Waiting in those circumstances is a long and tedious business. But at least we were in the sunshine on the river, whilst Dad waited in the less attractive surroundings of Chatham Maritime Hospital. the crew passed the time chatting and preparing lunch, and I polished the hull and got some varnishing done. By 3pm, Dad was back, with a diagnosis. He has torn the muscle and ligaments in his thigh, where they attach to the bone, and needs an operation, then six weeks in plaster. The hospital were ready to operate the next day, but Dad decided not to get stuck in a hospital 200 miles from home withno things and a trip across London afterwards, so they strapped his leg to a splint and he rejoined us for the trip back, hopefully to get the operation in Shrewsbury pretty soon.

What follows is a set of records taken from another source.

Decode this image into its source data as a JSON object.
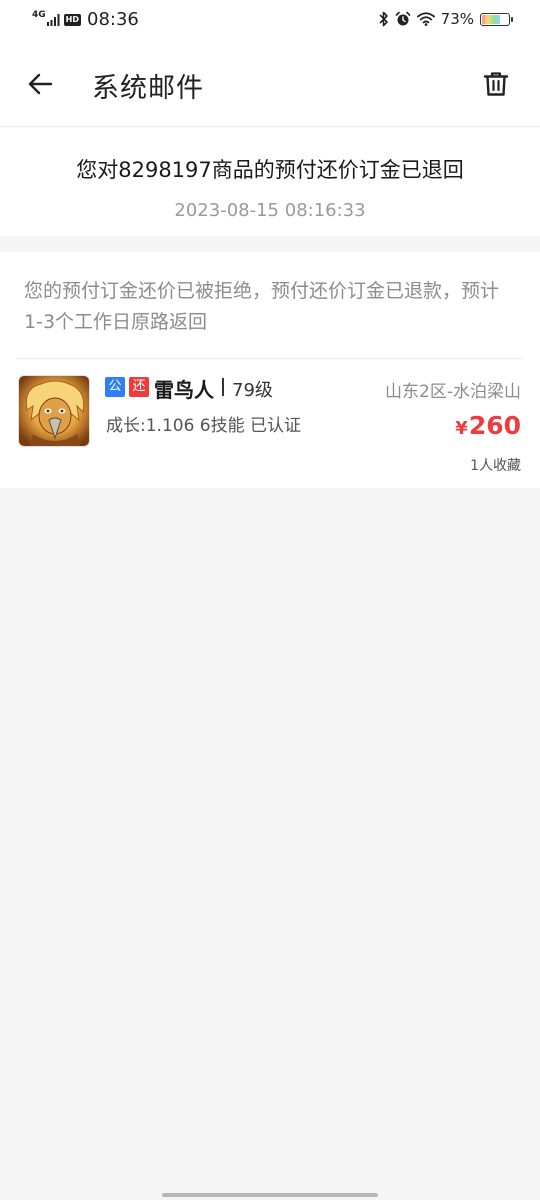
{
  "status_bar": {
    "network": "4G",
    "hd_badge": "HD",
    "time": "08:36",
    "battery_percent": "73%",
    "battery_level": 0.73,
    "icons": [
      "signal-icon",
      "bluetooth-icon",
      "alarm-icon",
      "wifi-icon",
      "battery-icon"
    ]
  },
  "appbar": {
    "title": "系统邮件",
    "back_icon": "back-arrow-icon",
    "delete_icon": "trash-icon"
  },
  "mail": {
    "title": "您对8298197商品的预付还价订金已退回",
    "timestamp": "2023-08-15 08:16:33",
    "body": "您的预付订金还价已被拒绝，预付还价订金已退款，预计1-3个工作日原路返回"
  },
  "item": {
    "tags": [
      "公",
      "还"
    ],
    "name": "雷鸟人",
    "level": "79级",
    "server": "山东2区-水泊梁山",
    "meta": "成长:1.106 6技能 已认证",
    "price_symbol": "¥",
    "price": "260",
    "favorites": "1人收藏"
  },
  "colors": {
    "accent_red": "#ef3b3b",
    "accent_blue": "#2f7ff5",
    "background": "#f5f5f5"
  }
}
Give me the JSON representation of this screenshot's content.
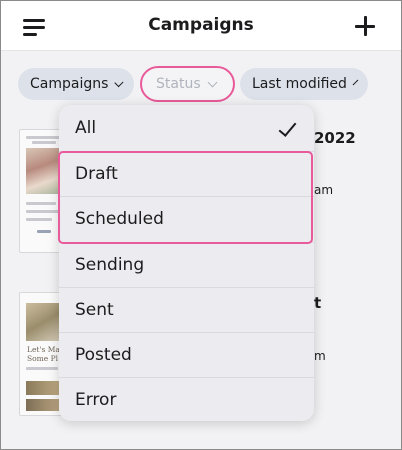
{
  "header": {
    "title": "Campaigns",
    "menu_icon": "hamburger-menu-icon",
    "add_icon": "plus-icon"
  },
  "filters": {
    "campaigns_label": "Campaigns",
    "status_label": "Status",
    "modified_label": "Last modified"
  },
  "background_list": {
    "item1_title_fragment": "2022",
    "item1_sub_fragment": "am",
    "item2_title_fragment": "t",
    "item2_sub_fragment": "m",
    "thumb2_script_line1": "Let's Ma",
    "thumb2_script_line2": "Some Pl"
  },
  "status_dropdown": {
    "options": [
      {
        "label": "All",
        "selected": true
      },
      {
        "label": "Draft",
        "selected": false
      },
      {
        "label": "Scheduled",
        "selected": false
      },
      {
        "label": "Sending",
        "selected": false
      },
      {
        "label": "Sent",
        "selected": false
      },
      {
        "label": "Posted",
        "selected": false
      },
      {
        "label": "Error",
        "selected": false
      }
    ]
  },
  "colors": {
    "highlight": "#e85a9a",
    "chip_bg": "#dde2ea",
    "dropdown_bg": "#ececf0",
    "page_bg": "#f2f2f4"
  }
}
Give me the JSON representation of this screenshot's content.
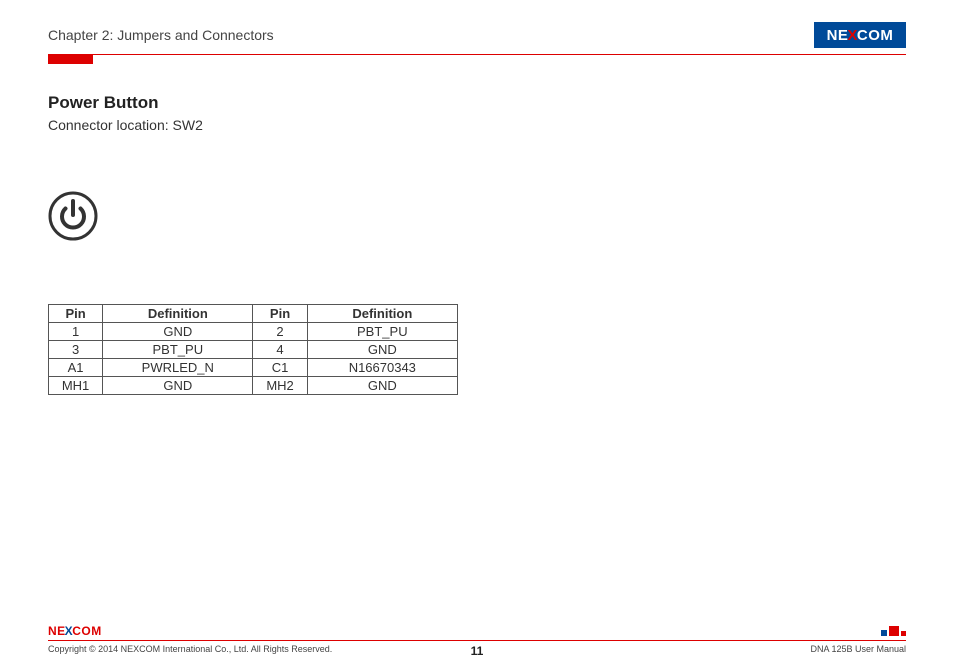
{
  "header": {
    "chapter": "Chapter 2: Jumpers and Connectors",
    "logo_left": "NE",
    "logo_x": "X",
    "logo_right": "COM"
  },
  "section": {
    "title": "Power Button",
    "subtitle": "Connector location: SW2"
  },
  "table": {
    "col1": "Pin",
    "col2": "Definition",
    "col3": "Pin",
    "col4": "Definition",
    "rows": [
      {
        "c1": "1",
        "c2": "GND",
        "c3": "2",
        "c4": "PBT_PU"
      },
      {
        "c1": "3",
        "c2": "PBT_PU",
        "c3": "4",
        "c4": "GND"
      },
      {
        "c1": "A1",
        "c2": "PWRLED_N",
        "c3": "C1",
        "c4": "N16670343"
      },
      {
        "c1": "MH1",
        "c2": "GND",
        "c3": "MH2",
        "c4": "GND"
      }
    ]
  },
  "footer": {
    "logo_left": "NE",
    "logo_x": "X",
    "logo_right": "COM",
    "copyright": "Copyright © 2014 NEXCOM International Co., Ltd. All Rights Reserved.",
    "page": "11",
    "manual": "DNA 125B User Manual"
  }
}
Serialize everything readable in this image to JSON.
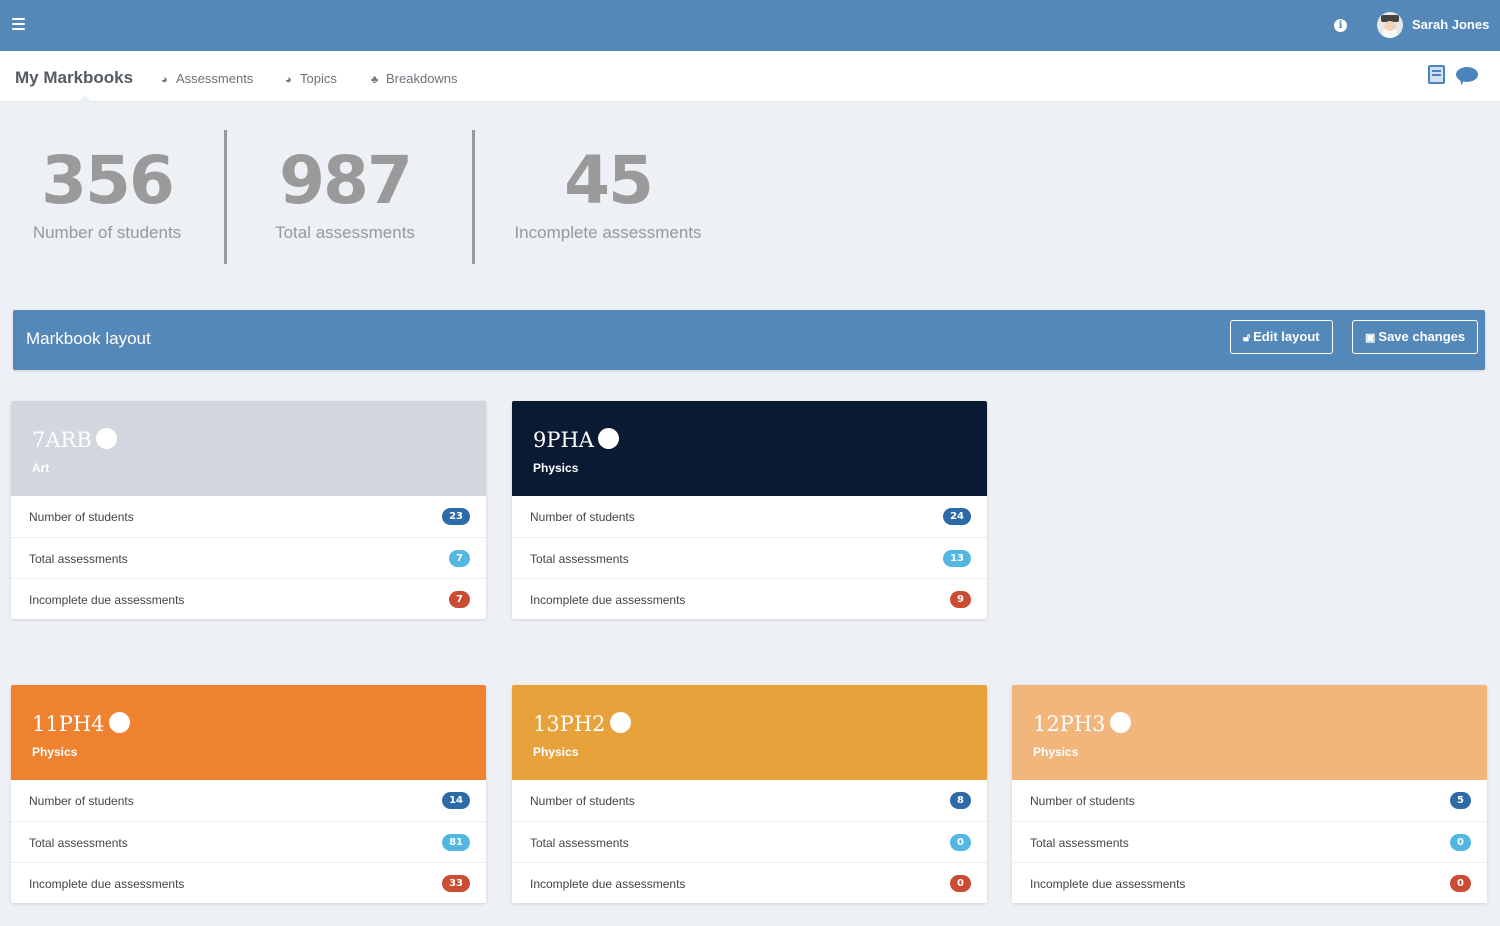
{
  "topbar": {
    "menu_icon": "hamburger-icon",
    "info_icon": "info-icon",
    "user_name": "Sarah Jones",
    "colors": {
      "bar": "#5388b9"
    }
  },
  "subnav": {
    "brand": "My Markbooks",
    "links": [
      {
        "label": "Assessments",
        "icon": "dashboard-icon"
      },
      {
        "label": "Topics",
        "icon": "dashboard-icon"
      },
      {
        "label": "Breakdowns",
        "icon": "sitemap-icon"
      }
    ],
    "right_icons": [
      "book-icon",
      "chat-icon"
    ]
  },
  "stats": [
    {
      "value": "356",
      "label": "Number of students"
    },
    {
      "value": "987",
      "label": "Total assessments"
    },
    {
      "value": "45",
      "label": "Incomplete assessments"
    }
  ],
  "layout_bar": {
    "title": "Markbook layout",
    "edit_label": "Edit layout",
    "save_label": "Save changes"
  },
  "row_labels": {
    "students": "Number of students",
    "total": "Total assessments",
    "incomplete": "Incomplete due assessments"
  },
  "badge_colors": {
    "students": "#2c6aa8",
    "total": "#53b7e1",
    "incomplete": "#c94c33"
  },
  "cards": [
    {
      "code": "7ARB",
      "subject": "Art",
      "color": "#d2d6de",
      "students": "23",
      "total": "7",
      "incomplete": "7"
    },
    {
      "code": "9PHA",
      "subject": "Physics",
      "color": "#0b1a33",
      "students": "24",
      "total": "13",
      "incomplete": "9"
    },
    {
      "code": "11PH4",
      "subject": "Physics",
      "color": "#ee8230",
      "students": "14",
      "total": "81",
      "incomplete": "33"
    },
    {
      "code": "13PH2",
      "subject": "Physics",
      "color": "#e8a23b",
      "students": "8",
      "total": "0",
      "incomplete": "0"
    },
    {
      "code": "12PH3",
      "subject": "Physics",
      "color": "#f2b57c",
      "students": "5",
      "total": "0",
      "incomplete": "0"
    }
  ]
}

We dropped our lines and headed back out into the Thames, with the patient happily resting in the cockpit with a much needed beer. we clearly weren't going to be home before 1am, but with a good forecast it would be an easy trip and sensible to get back and work out how to get Dad back to Shropshire. After a hearty dinner - all food tastes better at sea - Dad retired to a bunk and we sailed and motored back. No fish this time, but amazing phosphorescence in the waters off the Essex coast, the bow wave glowed a vivid green as we disturbed the billions of microbes and persuaded them to light up in panic. Motoring up the river on a windless night, we picked up our mooring, had a glass of malt and retired for a long sleep. It had been 24 hours since Dad slipped, and we had covered a lot of ground.
In the morning, we tidied the boat, came ashore, said farewell to Jeremy, adjusted the insurance on Dad's car to let Ed and I drive, and I drove us back to Cambridge. Ed drove Dad on to Coventry, where Mum came out and picked him up. We know have to deal with the ramifications, because with only 8 weeks to go till we depart for the Canaries, it seems unlikely that Dad can have the operation, get out of plaster and be recovered well enough to get across the Bay of Biscay with us. Hopefully he should be fine for the second trip but right now we'll check out our options and see how things go.
Get well soon Dad. We'd like to see you back on board just as soon as you're ready.